Rolling Stones - Love You Live

Released in 1977 the Rolling Stones looked like a band heading for a breakup. Keith Richards and Mick Jagger were at loggerheads. They had major disagreements over which tracks to include on this double album record. In the end, the content was taken from tour dates in 1975 and 1976, plus a special gig at El Mocambo in Toronto in 1977. The latter gig had an album side allocated as the band went back to their blues roots. 

They should have stuck with that theme or devoted more of the album to it. An extended version from El Mocambo released in 2022 is worth a visit, though. The rest of Love You Live reflects tired and sloppy performances that just don't hit the mark. It’s quite a thought to reflect that the band sounds far better on tour today than back then, well over 40 years ago, on this record. If you want to hear Mick and the rest live then Get Yer Ya-Ya’s Out!, or the later Live at the El Mocambo record, are the go-to’s.

10CC - Live And Let Live

It’s all about the timing of this 1977 album. Recorded in London and Manchester earlier that year, it reflected significant band lineup changes. Kevin Godley and Lol Creme had left the band in 1976. The new album Deceptive Bends came from the pens of Eric Stewart and Graham Gouldman. Live and Let Live featured that new album very heavily, all bar one song from it. That meant they left out many of the previous tunes from Godley and Creme. 

It’s an acceptable album with some good songs on it. But it's lacking the breadth the band had when they had four great songwriters in those two pairings. It also sounds slightly overproduced, reworked, overdubbed, and lacking some live rawness.

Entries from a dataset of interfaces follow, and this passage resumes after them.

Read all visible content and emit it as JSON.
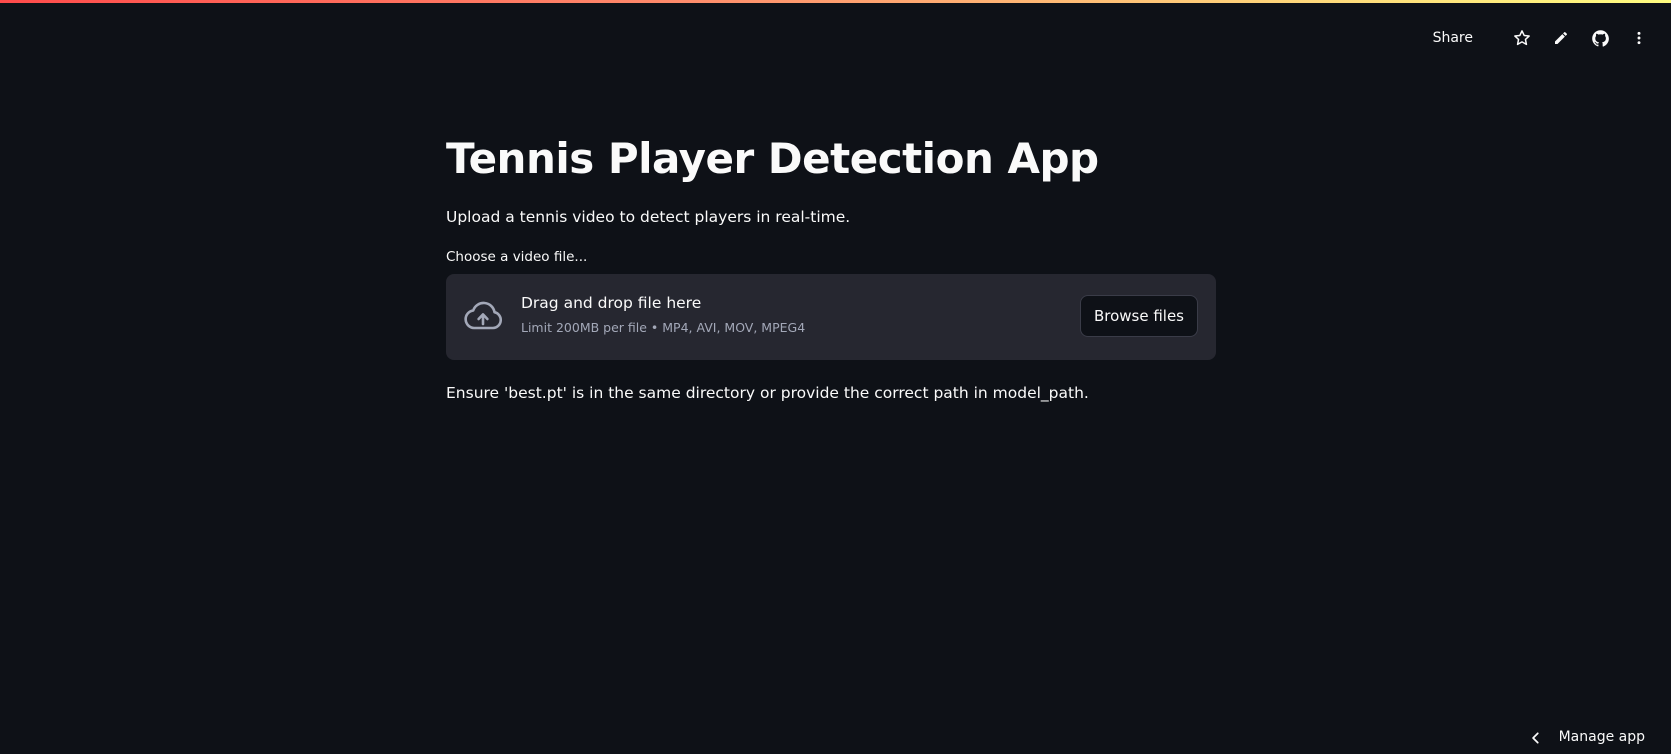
{
  "header": {
    "share_label": "Share",
    "icons": [
      "star-icon",
      "pencil-icon",
      "github-icon",
      "kebab-menu-icon"
    ]
  },
  "main": {
    "title": "Tennis Player Detection App",
    "subtitle": "Upload a tennis video to detect players in real-time.",
    "uploader": {
      "label": "Choose a video file...",
      "drop_text": "Drag and drop file here",
      "limit_text": "Limit 200MB per file • MP4, AVI, MOV, MPEG4",
      "browse_label": "Browse files",
      "icon": "cloud-upload-icon"
    },
    "note": "Ensure 'best.pt' is in the same directory or provide the correct path in model_path."
  },
  "footer": {
    "manage_label": "Manage app",
    "icon": "chevron-left-icon"
  },
  "colors": {
    "background": "#0e1117",
    "dropzone": "#262730",
    "text": "#fafafa",
    "muted_text": "#a3a8b8",
    "accent_gradient_start": "#ff4b4b",
    "accent_gradient_end": "#fffd80"
  }
}
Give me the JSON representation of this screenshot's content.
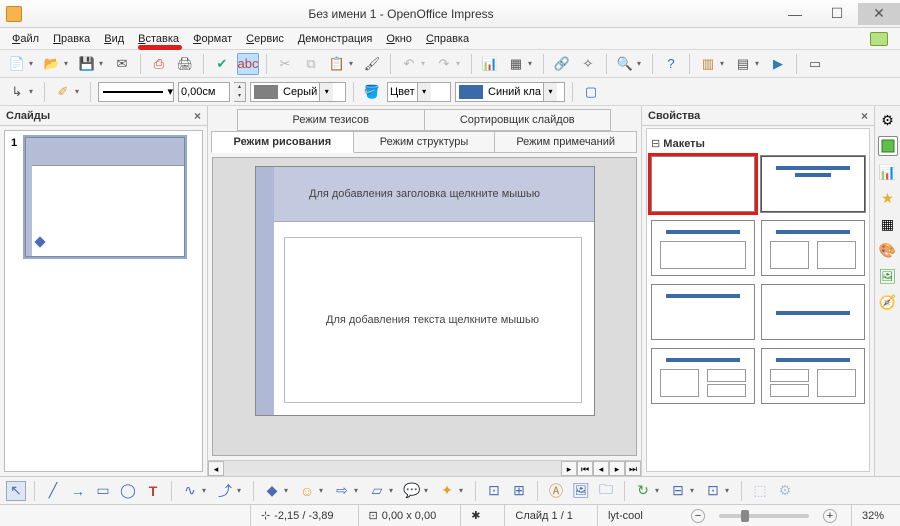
{
  "window": {
    "title": "Без имени 1 - OpenOffice Impress"
  },
  "menu": {
    "items": [
      "Файл",
      "Правка",
      "Вид",
      "Вставка",
      "Формат",
      "Сервис",
      "Демонстрация",
      "Окно",
      "Справка"
    ]
  },
  "toolbar2": {
    "line_width": "0,00см",
    "color1_label": "Серый",
    "color1_hex": "#808080",
    "color2_prefix": "Цвет",
    "color2_label": "Синий кла",
    "color2_hex": "#3a6aa8"
  },
  "panels": {
    "slides_title": "Слайды",
    "props_title": "Свойства",
    "layouts_title": "Макеты"
  },
  "tabs": {
    "row1": [
      "Режим тезисов",
      "Сортировщик слайдов"
    ],
    "row2": [
      "Режим рисования",
      "Режим структуры",
      "Режим примечаний"
    ],
    "active": "Режим рисования"
  },
  "slide": {
    "title_placeholder": "Для добавления заголовка щелкните мышью",
    "body_placeholder": "Для добавления текста щелкните мышью"
  },
  "status": {
    "coords": "-2,15 / -3,89",
    "size": "0,00 x 0,00",
    "slide": "Слайд 1 / 1",
    "layout": "lyt-cool",
    "zoom": "32%"
  },
  "icons": {
    "minimize": "—",
    "maximize": "☐",
    "close": "✕"
  }
}
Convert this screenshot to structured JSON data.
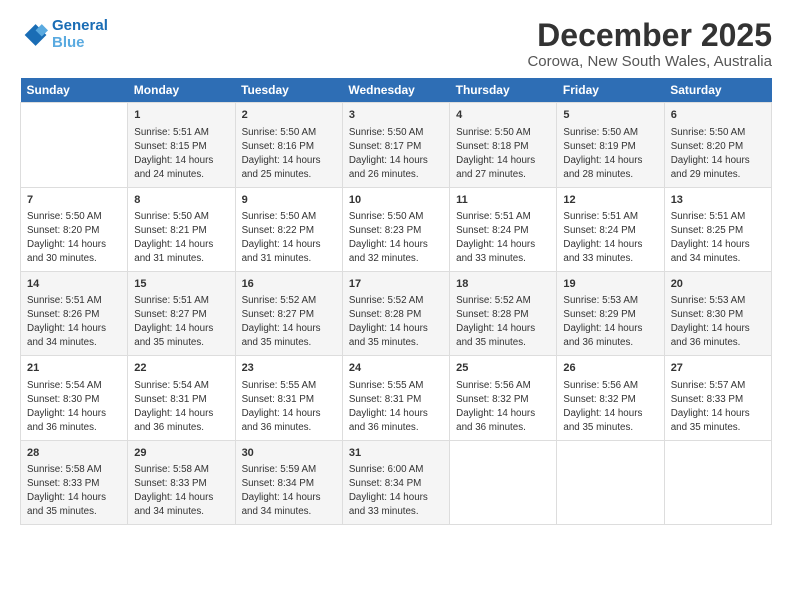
{
  "logo": {
    "line1": "General",
    "line2": "Blue"
  },
  "title": "December 2025",
  "subtitle": "Corowa, New South Wales, Australia",
  "weekdays": [
    "Sunday",
    "Monday",
    "Tuesday",
    "Wednesday",
    "Thursday",
    "Friday",
    "Saturday"
  ],
  "weeks": [
    [
      {
        "day": "",
        "info": ""
      },
      {
        "day": "1",
        "info": "Sunrise: 5:51 AM\nSunset: 8:15 PM\nDaylight: 14 hours\nand 24 minutes."
      },
      {
        "day": "2",
        "info": "Sunrise: 5:50 AM\nSunset: 8:16 PM\nDaylight: 14 hours\nand 25 minutes."
      },
      {
        "day": "3",
        "info": "Sunrise: 5:50 AM\nSunset: 8:17 PM\nDaylight: 14 hours\nand 26 minutes."
      },
      {
        "day": "4",
        "info": "Sunrise: 5:50 AM\nSunset: 8:18 PM\nDaylight: 14 hours\nand 27 minutes."
      },
      {
        "day": "5",
        "info": "Sunrise: 5:50 AM\nSunset: 8:19 PM\nDaylight: 14 hours\nand 28 minutes."
      },
      {
        "day": "6",
        "info": "Sunrise: 5:50 AM\nSunset: 8:20 PM\nDaylight: 14 hours\nand 29 minutes."
      }
    ],
    [
      {
        "day": "7",
        "info": "Sunrise: 5:50 AM\nSunset: 8:20 PM\nDaylight: 14 hours\nand 30 minutes."
      },
      {
        "day": "8",
        "info": "Sunrise: 5:50 AM\nSunset: 8:21 PM\nDaylight: 14 hours\nand 31 minutes."
      },
      {
        "day": "9",
        "info": "Sunrise: 5:50 AM\nSunset: 8:22 PM\nDaylight: 14 hours\nand 31 minutes."
      },
      {
        "day": "10",
        "info": "Sunrise: 5:50 AM\nSunset: 8:23 PM\nDaylight: 14 hours\nand 32 minutes."
      },
      {
        "day": "11",
        "info": "Sunrise: 5:51 AM\nSunset: 8:24 PM\nDaylight: 14 hours\nand 33 minutes."
      },
      {
        "day": "12",
        "info": "Sunrise: 5:51 AM\nSunset: 8:24 PM\nDaylight: 14 hours\nand 33 minutes."
      },
      {
        "day": "13",
        "info": "Sunrise: 5:51 AM\nSunset: 8:25 PM\nDaylight: 14 hours\nand 34 minutes."
      }
    ],
    [
      {
        "day": "14",
        "info": "Sunrise: 5:51 AM\nSunset: 8:26 PM\nDaylight: 14 hours\nand 34 minutes."
      },
      {
        "day": "15",
        "info": "Sunrise: 5:51 AM\nSunset: 8:27 PM\nDaylight: 14 hours\nand 35 minutes."
      },
      {
        "day": "16",
        "info": "Sunrise: 5:52 AM\nSunset: 8:27 PM\nDaylight: 14 hours\nand 35 minutes."
      },
      {
        "day": "17",
        "info": "Sunrise: 5:52 AM\nSunset: 8:28 PM\nDaylight: 14 hours\nand 35 minutes."
      },
      {
        "day": "18",
        "info": "Sunrise: 5:52 AM\nSunset: 8:28 PM\nDaylight: 14 hours\nand 35 minutes."
      },
      {
        "day": "19",
        "info": "Sunrise: 5:53 AM\nSunset: 8:29 PM\nDaylight: 14 hours\nand 36 minutes."
      },
      {
        "day": "20",
        "info": "Sunrise: 5:53 AM\nSunset: 8:30 PM\nDaylight: 14 hours\nand 36 minutes."
      }
    ],
    [
      {
        "day": "21",
        "info": "Sunrise: 5:54 AM\nSunset: 8:30 PM\nDaylight: 14 hours\nand 36 minutes."
      },
      {
        "day": "22",
        "info": "Sunrise: 5:54 AM\nSunset: 8:31 PM\nDaylight: 14 hours\nand 36 minutes."
      },
      {
        "day": "23",
        "info": "Sunrise: 5:55 AM\nSunset: 8:31 PM\nDaylight: 14 hours\nand 36 minutes."
      },
      {
        "day": "24",
        "info": "Sunrise: 5:55 AM\nSunset: 8:31 PM\nDaylight: 14 hours\nand 36 minutes."
      },
      {
        "day": "25",
        "info": "Sunrise: 5:56 AM\nSunset: 8:32 PM\nDaylight: 14 hours\nand 36 minutes."
      },
      {
        "day": "26",
        "info": "Sunrise: 5:56 AM\nSunset: 8:32 PM\nDaylight: 14 hours\nand 35 minutes."
      },
      {
        "day": "27",
        "info": "Sunrise: 5:57 AM\nSunset: 8:33 PM\nDaylight: 14 hours\nand 35 minutes."
      }
    ],
    [
      {
        "day": "28",
        "info": "Sunrise: 5:58 AM\nSunset: 8:33 PM\nDaylight: 14 hours\nand 35 minutes."
      },
      {
        "day": "29",
        "info": "Sunrise: 5:58 AM\nSunset: 8:33 PM\nDaylight: 14 hours\nand 34 minutes."
      },
      {
        "day": "30",
        "info": "Sunrise: 5:59 AM\nSunset: 8:34 PM\nDaylight: 14 hours\nand 34 minutes."
      },
      {
        "day": "31",
        "info": "Sunrise: 6:00 AM\nSunset: 8:34 PM\nDaylight: 14 hours\nand 33 minutes."
      },
      {
        "day": "",
        "info": ""
      },
      {
        "day": "",
        "info": ""
      },
      {
        "day": "",
        "info": ""
      }
    ]
  ]
}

This all makes you think how sad it is that they hadn’t been able to capture the band at their full-member prime a year or two earlier.